*** Opening Provided records ***

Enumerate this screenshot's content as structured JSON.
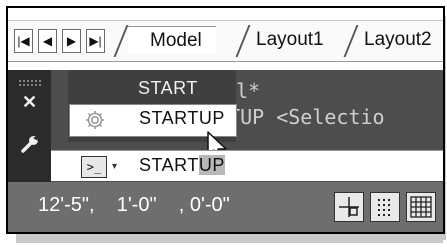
{
  "tabs": {
    "nav_first": "|◀",
    "nav_prev": "◀",
    "nav_next": "▶",
    "nav_last": "▶|",
    "items": [
      {
        "label": "Model"
      },
      {
        "label": "Layout1"
      },
      {
        "label": "Layout2"
      }
    ]
  },
  "command_history": {
    "line1": "ncel*",
    "line2": "RTUP <Selectio"
  },
  "autocomplete": {
    "header": "START",
    "item_label": "STARTUP"
  },
  "command_input": {
    "typed": "START",
    "suggested": "UP",
    "dropdown_arrow": "▾",
    "prompt_glyph": ">_"
  },
  "statusbar": {
    "coordinates": "12'-5\",    1'-0\"    , 0'-0\""
  },
  "icons": {
    "close": "close-icon",
    "wrench": "wrench-icon",
    "gear": "gear-icon",
    "cursor": "mouse-cursor-icon",
    "snap": "snap-icon",
    "grid": "grid-icon"
  },
  "colors": {
    "command_bg": "#4d4d4d",
    "left_panel_bg": "#2b2b2b",
    "statusbar_bg": "#6e6e6e"
  }
}
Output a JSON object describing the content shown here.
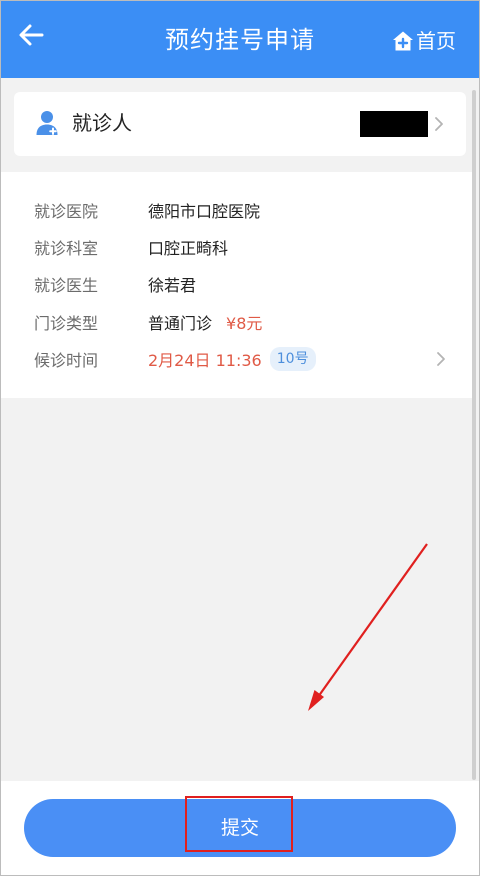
{
  "header": {
    "title": "预约挂号申请",
    "home_label": "首页",
    "back_icon": "back-arrow-icon",
    "home_icon": "home-plus-icon",
    "background_color": "#3b8ef5"
  },
  "patient": {
    "label": "就诊人",
    "value_redacted": true
  },
  "details": {
    "hospital_label": "就诊医院",
    "hospital_value": "德阳市口腔医院",
    "department_label": "就诊科室",
    "department_value": "口腔正畸科",
    "doctor_label": "就诊医生",
    "doctor_value": "徐若君",
    "type_label": "门诊类型",
    "type_value": "普通门诊",
    "price": "¥8元",
    "time_label": "候诊时间",
    "time_value": "2月24日 11:36",
    "queue_number": "10号"
  },
  "footer": {
    "submit_label": "提交",
    "button_color": "#4a8ff5"
  },
  "annotation": {
    "color": "#e0201f"
  }
}
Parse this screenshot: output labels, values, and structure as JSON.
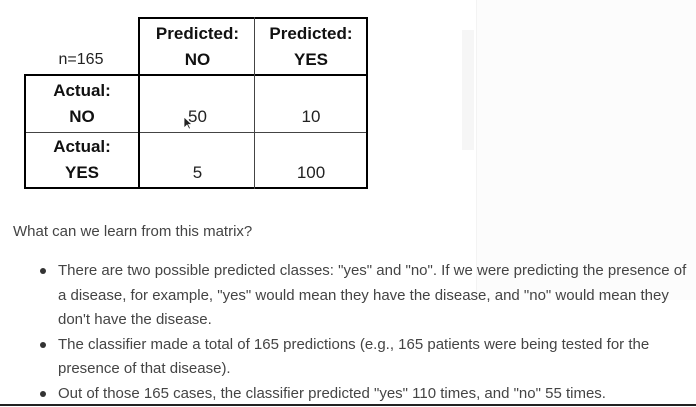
{
  "matrix": {
    "n_label": "n=165",
    "col_headers": [
      {
        "line1": "Predicted:",
        "line2": "NO"
      },
      {
        "line1": "Predicted:",
        "line2": "YES"
      }
    ],
    "row_headers": [
      {
        "line1": "Actual:",
        "line2": "NO"
      },
      {
        "line1": "Actual:",
        "line2": "YES"
      }
    ],
    "values": [
      [
        "50",
        "10"
      ],
      [
        "5",
        "100"
      ]
    ]
  },
  "caption": "What can we learn from this matrix?",
  "bullets": [
    "There are two possible predicted classes: \"yes\" and \"no\". If we were predicting the presence of a disease, for example, \"yes\" would mean they have the disease, and \"no\" would mean they don't have the disease.",
    "The classifier made a total of 165 predictions (e.g., 165 patients were being tested for the presence of that disease).",
    "Out of those 165 cases, the classifier predicted \"yes\" 110 times, and \"no\" 55 times."
  ]
}
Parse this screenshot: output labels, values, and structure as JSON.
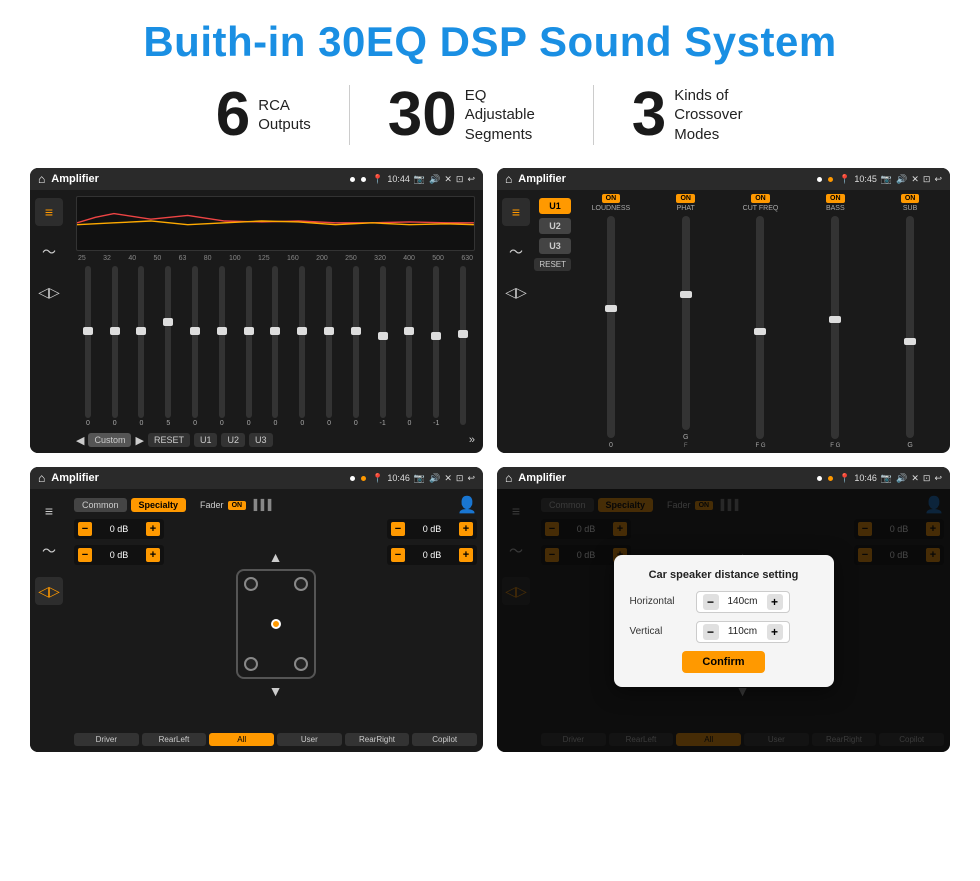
{
  "page": {
    "title": "Buith-in 30EQ DSP Sound System"
  },
  "stats": [
    {
      "number": "6",
      "label_line1": "RCA",
      "label_line2": "Outputs"
    },
    {
      "number": "30",
      "label_line1": "EQ Adjustable",
      "label_line2": "Segments"
    },
    {
      "number": "3",
      "label_line1": "Kinds of",
      "label_line2": "Crossover Modes"
    }
  ],
  "screens": {
    "eq": {
      "title": "Amplifier",
      "time": "10:44",
      "freq_labels": [
        "25",
        "32",
        "40",
        "50",
        "63",
        "80",
        "100",
        "125",
        "160",
        "200",
        "250",
        "320",
        "400",
        "500",
        "630"
      ],
      "values": [
        "0",
        "0",
        "0",
        "5",
        "0",
        "0",
        "0",
        "0",
        "0",
        "0",
        "0",
        "-1",
        "0",
        "-1"
      ],
      "controls": [
        "Custom",
        "RESET",
        "U1",
        "U2",
        "U3"
      ]
    },
    "crossover": {
      "title": "Amplifier",
      "time": "10:45",
      "presets": [
        "U1",
        "U2",
        "U3"
      ],
      "channels": [
        "LOUDNESS",
        "PHAT",
        "CUT FREQ",
        "BASS",
        "SUB"
      ],
      "on_labels": [
        "ON",
        "ON",
        "ON",
        "ON",
        "ON"
      ],
      "reset_label": "RESET"
    },
    "fader": {
      "title": "Amplifier",
      "time": "10:46",
      "tabs": [
        "Common",
        "Specialty"
      ],
      "fader_label": "Fader",
      "on_label": "ON",
      "volumes": [
        "0 dB",
        "0 dB",
        "0 dB",
        "0 dB"
      ],
      "buttons": [
        "Driver",
        "RearLeft",
        "All",
        "User",
        "RearRight",
        "Copilot"
      ]
    },
    "dialog": {
      "title": "Amplifier",
      "time": "10:46",
      "tabs": [
        "Common",
        "Specialty"
      ],
      "on_label": "ON",
      "dialog_title": "Car speaker distance setting",
      "horizontal_label": "Horizontal",
      "horizontal_value": "140cm",
      "vertical_label": "Vertical",
      "vertical_value": "110cm",
      "confirm_label": "Confirm",
      "right_volumes": [
        "0 dB",
        "0 dB"
      ],
      "buttons": [
        "Driver",
        "RearLeft",
        "All",
        "User",
        "RearRight",
        "Copilot"
      ]
    }
  }
}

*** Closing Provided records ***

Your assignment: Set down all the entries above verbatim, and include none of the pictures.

Task output:
Enumerate this screenshot's content as structured JSON.
{
  "tabs": {
    "nav_first": "|◀",
    "nav_prev": "◀",
    "nav_next": "▶",
    "nav_last": "▶|",
    "items": [
      {
        "label": "Model"
      },
      {
        "label": "Layout1"
      },
      {
        "label": "Layout2"
      }
    ]
  },
  "command_history": {
    "line1": "ncel*",
    "line2": "RTUP <Selectio"
  },
  "autocomplete": {
    "header": "START",
    "item_label": "STARTUP"
  },
  "command_input": {
    "typed": "START",
    "suggested": "UP",
    "dropdown_arrow": "▾",
    "prompt_glyph": ">_"
  },
  "statusbar": {
    "coordinates": "12'-5\",    1'-0\"    , 0'-0\""
  },
  "icons": {
    "close": "close-icon",
    "wrench": "wrench-icon",
    "gear": "gear-icon",
    "cursor": "mouse-cursor-icon",
    "snap": "snap-icon",
    "grid": "grid-icon"
  },
  "colors": {
    "command_bg": "#4d4d4d",
    "left_panel_bg": "#2b2b2b",
    "statusbar_bg": "#6e6e6e"
  }
}
Output a JSON object describing the content shown here.
{
  "header": {
    "title": "预约挂号申请",
    "home_label": "首页",
    "back_icon": "back-arrow-icon",
    "home_icon": "home-plus-icon",
    "background_color": "#3b8ef5"
  },
  "patient": {
    "label": "就诊人",
    "value_redacted": true
  },
  "details": {
    "hospital_label": "就诊医院",
    "hospital_value": "德阳市口腔医院",
    "department_label": "就诊科室",
    "department_value": "口腔正畸科",
    "doctor_label": "就诊医生",
    "doctor_value": "徐若君",
    "type_label": "门诊类型",
    "type_value": "普通门诊",
    "price": "¥8元",
    "time_label": "候诊时间",
    "time_value": "2月24日 11:36",
    "queue_number": "10号"
  },
  "footer": {
    "submit_label": "提交",
    "button_color": "#4a8ff5"
  },
  "annotation": {
    "color": "#e0201f"
  }
}
Parse this screenshot: output labels, values, and structure as JSON.
{
  "matrix": {
    "n_label": "n=165",
    "col_headers": [
      {
        "line1": "Predicted:",
        "line2": "NO"
      },
      {
        "line1": "Predicted:",
        "line2": "YES"
      }
    ],
    "row_headers": [
      {
        "line1": "Actual:",
        "line2": "NO"
      },
      {
        "line1": "Actual:",
        "line2": "YES"
      }
    ],
    "values": [
      [
        "50",
        "10"
      ],
      [
        "5",
        "100"
      ]
    ]
  },
  "caption": "What can we learn from this matrix?",
  "bullets": [
    "There are two possible predicted classes: \"yes\" and \"no\". If we were predicting the presence of a disease, for example, \"yes\" would mean they have the disease, and \"no\" would mean they don't have the disease.",
    "The classifier made a total of 165 predictions (e.g., 165 patients were being tested for the presence of that disease).",
    "Out of those 165 cases, the classifier predicted \"yes\" 110 times, and \"no\" 55 times."
  ]
}
Parse this screenshot: output labels, values, and structure as JSON.
{
  "page": {
    "title": "Buith-in 30EQ DSP Sound System"
  },
  "stats": [
    {
      "number": "6",
      "label_line1": "RCA",
      "label_line2": "Outputs"
    },
    {
      "number": "30",
      "label_line1": "EQ Adjustable",
      "label_line2": "Segments"
    },
    {
      "number": "3",
      "label_line1": "Kinds of",
      "label_line2": "Crossover Modes"
    }
  ],
  "screens": {
    "eq": {
      "title": "Amplifier",
      "time": "10:44",
      "freq_labels": [
        "25",
        "32",
        "40",
        "50",
        "63",
        "80",
        "100",
        "125",
        "160",
        "200",
        "250",
        "320",
        "400",
        "500",
        "630"
      ],
      "values": [
        "0",
        "0",
        "0",
        "5",
        "0",
        "0",
        "0",
        "0",
        "0",
        "0",
        "0",
        "-1",
        "0",
        "-1"
      ],
      "controls": [
        "Custom",
        "RESET",
        "U1",
        "U2",
        "U3"
      ]
    },
    "crossover": {
      "title": "Amplifier",
      "time": "10:45",
      "presets": [
        "U1",
        "U2",
        "U3"
      ],
      "channels": [
        "LOUDNESS",
        "PHAT",
        "CUT FREQ",
        "BASS",
        "SUB"
      ],
      "on_labels": [
        "ON",
        "ON",
        "ON",
        "ON",
        "ON"
      ],
      "reset_label": "RESET"
    },
    "fader": {
      "title": "Amplifier",
      "time": "10:46",
      "tabs": [
        "Common",
        "Specialty"
      ],
      "fader_label": "Fader",
      "on_label": "ON",
      "volumes": [
        "0 dB",
        "0 dB",
        "0 dB",
        "0 dB"
      ],
      "buttons": [
        "Driver",
        "RearLeft",
        "All",
        "User",
        "RearRight",
        "Copilot"
      ]
    },
    "dialog": {
      "title": "Amplifier",
      "time": "10:46",
      "tabs": [
        "Common",
        "Specialty"
      ],
      "on_label": "ON",
      "dialog_title": "Car speaker distance setting",
      "horizontal_label": "Horizontal",
      "horizontal_value": "140cm",
      "vertical_label": "Vertical",
      "vertical_value": "110cm",
      "confirm_label": "Confirm",
      "right_volumes": [
        "0 dB",
        "0 dB"
      ],
      "buttons": [
        "Driver",
        "RearLeft",
        "All",
        "User",
        "RearRight",
        "Copilot"
      ]
    }
  }
}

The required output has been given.